Residential Research Quarterly: March 2021
In this first quarterly review of residential green building research for 2021, we highlight several reports: the top states for LEED, how housing discrimination affects environmental inequality, policy affecting healthy housing, energy trends in the U.S., decarbonization of the U.S. energy system, electrification of homes in seven U.S. cities, and how the pandemic could affect the spring home buying season.
Top 10 States for LEED | USGBC
In February, USGBC released its 11th annual list of Top 10 States for LEED green building. First among the states in certified square feet per capita is Massachusetts, which topped the list for the first time since 2017. While the list accounted for projects including commercial spaces like offices, health care facilities and educational institutions, it also incorporated multifamily residential projects. Nearly half of the projects in the top 10 were certified LEED Gold, showing a high level of commitment to sustainability and resilience by project teams.
How Housing Discrimination Affects Environmental Inequality | Duke University and University of Illinois
This study by the University of Illinois and Duke University reveals how racial discrimination in home renting affects environmental inequality. The study found a “troublingly high” degree of racial bias in the online housing market. For example, in neighborhoods with a low pollution concentration, researchers measured a 59% relative response rate to inquiries from renters with names that "sounded" Black and Latino, meaning that these renters were 41% less likely than those with white-sounding names to receive a response. The results of this study imply deep racial disparities in pollution exposures and the broader welfare of underrepresented communities.
Policies, Regulations and Legislation Promoting Healthy Housing: A Review | World Health Organization
The World Health Organization’s (WHO) Housing and Health Guidelines provide recommendations for housing to support health, quality of life, sustainability and alleviation of poverty. In this review, WHO assesses housing policies, regulations and legislation that have been adopted at the local, regional and national levels in countries within the six WHO regions. It found that green building standards, including LEED, have “numerous health benefits,” including improvements to indoor environmental quality and self-reported health benefits. Specifically, the report found that, with the implementation of green building standards, there were 47% fewer sick building syndrome symptoms and fewer cases of mold, pests and inadequate ventilation in green homes.
2021 Sustainable Energy in America Factbook | Business Council for Sustainable Energy
BCSE published its 9th annual Sustainable Energy in America Factbook, which reveals insights into energy patterns and economic investment, as well as statistics on how COVID-19 has influenced energy consumption in the U.S. Total primary energy use saw its largest single-year decline (3.8%) in over 30 years. Alongside the decrease in commercial and industrial energy activity, the residential sector experienced increased demand. The report also found that the past year’s energy savings was not due to energy efficiency measures, but rather to the closing of millions of businesses and commercial institutions.
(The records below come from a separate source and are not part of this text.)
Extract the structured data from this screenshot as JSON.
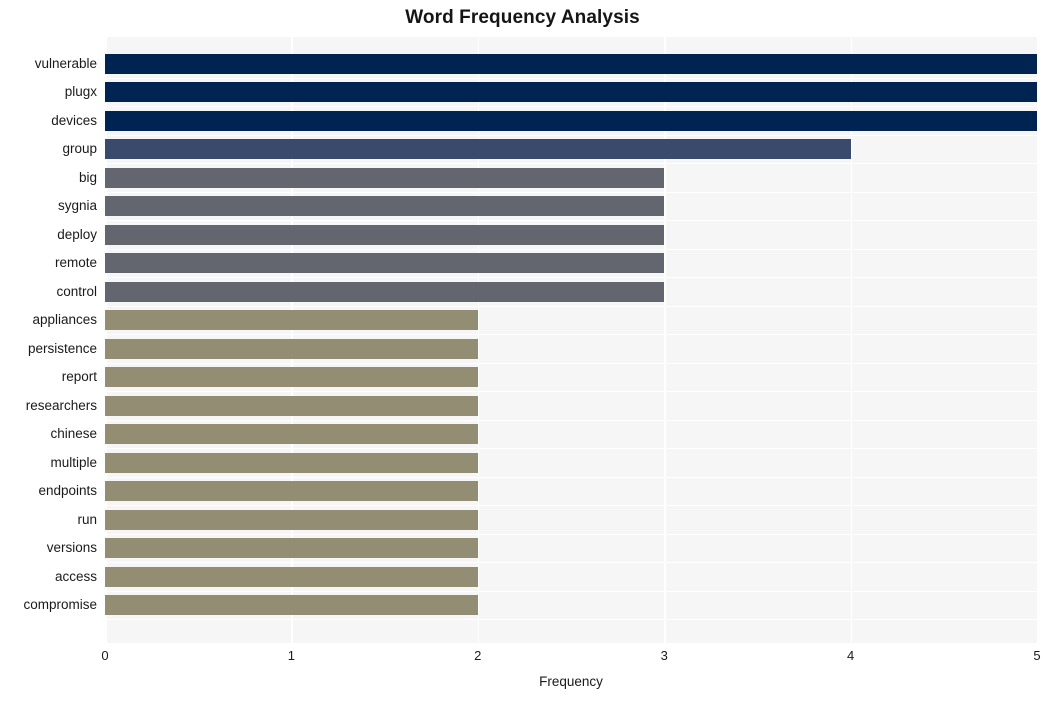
{
  "chart_data": {
    "type": "bar",
    "orientation": "horizontal",
    "title": "Word Frequency Analysis",
    "xlabel": "Frequency",
    "ylabel": "",
    "xlim": [
      0,
      5
    ],
    "xticks": [
      "0",
      "1",
      "2",
      "3",
      "4",
      "5"
    ],
    "grid": true,
    "legend": "none",
    "categories": [
      "vulnerable",
      "plugx",
      "devices",
      "group",
      "big",
      "sygnia",
      "deploy",
      "remote",
      "control",
      "appliances",
      "persistence",
      "report",
      "researchers",
      "chinese",
      "multiple",
      "endpoints",
      "run",
      "versions",
      "access",
      "compromise"
    ],
    "values": [
      5,
      5,
      5,
      4,
      3,
      3,
      3,
      3,
      3,
      2,
      2,
      2,
      2,
      2,
      2,
      2,
      2,
      2,
      2,
      2
    ],
    "bar_colors": [
      "#002452",
      "#002452",
      "#002452",
      "#3a4a6d",
      "#63666f",
      "#63666f",
      "#63666f",
      "#63666f",
      "#63666f",
      "#938d74",
      "#938d74",
      "#938d74",
      "#938d74",
      "#938d74",
      "#938d74",
      "#938d74",
      "#938d74",
      "#938d74",
      "#938d74",
      "#938d74"
    ]
  },
  "style": {
    "plot_background": "#f6f6f7",
    "gridline_color": "#ffffff",
    "figure_background": "#ffffff",
    "text_color": "#1a1a1a"
  }
}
Accelerating Decarbonization of the U.S. Energy System | The National Academies of Sciences, Engineering and Medicine
This report, conducted by a committee of experts assembled by the National Academies of Sciences, Engineering and Medicine, assesses the technological, social and behavioral dimensions of policy and research activities needed over the next 5–20 years to achieve net zero emissions by 2050. The report includes various recommendations to reduce carbon emissions, including making strategic investments in building efficiency and investing in demand reduction to improve quality of life, provide U.S. jobs and reduce inequities. Residential recommendations include increased funding for the weatherization assistance program that implements efficiency upgrades for low–income housing, strategies to realize net zero emissions in new homes and electrification of space heating
Read the full report for more detail on the findings. For information on how LEED supports net zero emissions, check out LEED Zero and read our policy brief on how LEED supports a reduced carbon footprint.
The New Economics of Electrifying Buildings: An Analysis of Seven Cities | Rocky Mountain Institute
In case you missed it, this report from 2020 examines seven U.S. cities and the potential for fully electrified single family homes. Rocky Mountain Institute (RMI) provides a two-page analysis for each city of the projected costs of a new all-electric home versus a new mixed-fuel home that relies on gas for various home operations. For each city, RMI found that a mixed-fuel home has a higher up-front costs, well as higher annual utility costs. What’s more, carbon emissions from home heating, water heating and cooking were found to be 65% lower over the appliance lifetime in an all-electric home, due to increased appliance efficiency and increasingly low-carbon electricity.
Download the individual reports for more detail on each city and a look at all cities in the study.
A report released by Zillow found that around 52% of homeowners looking to move would be comfortable moving to a new home under the current health conditions surrounding the pandemic. However, this figure increases to 70% in the context of a widespread COVID-19 vaccine distribution, representing a difference of about 14 million households.
If you would like to suggest studies or reports for us to highlight in the future, please contact Alysson Blackwelder.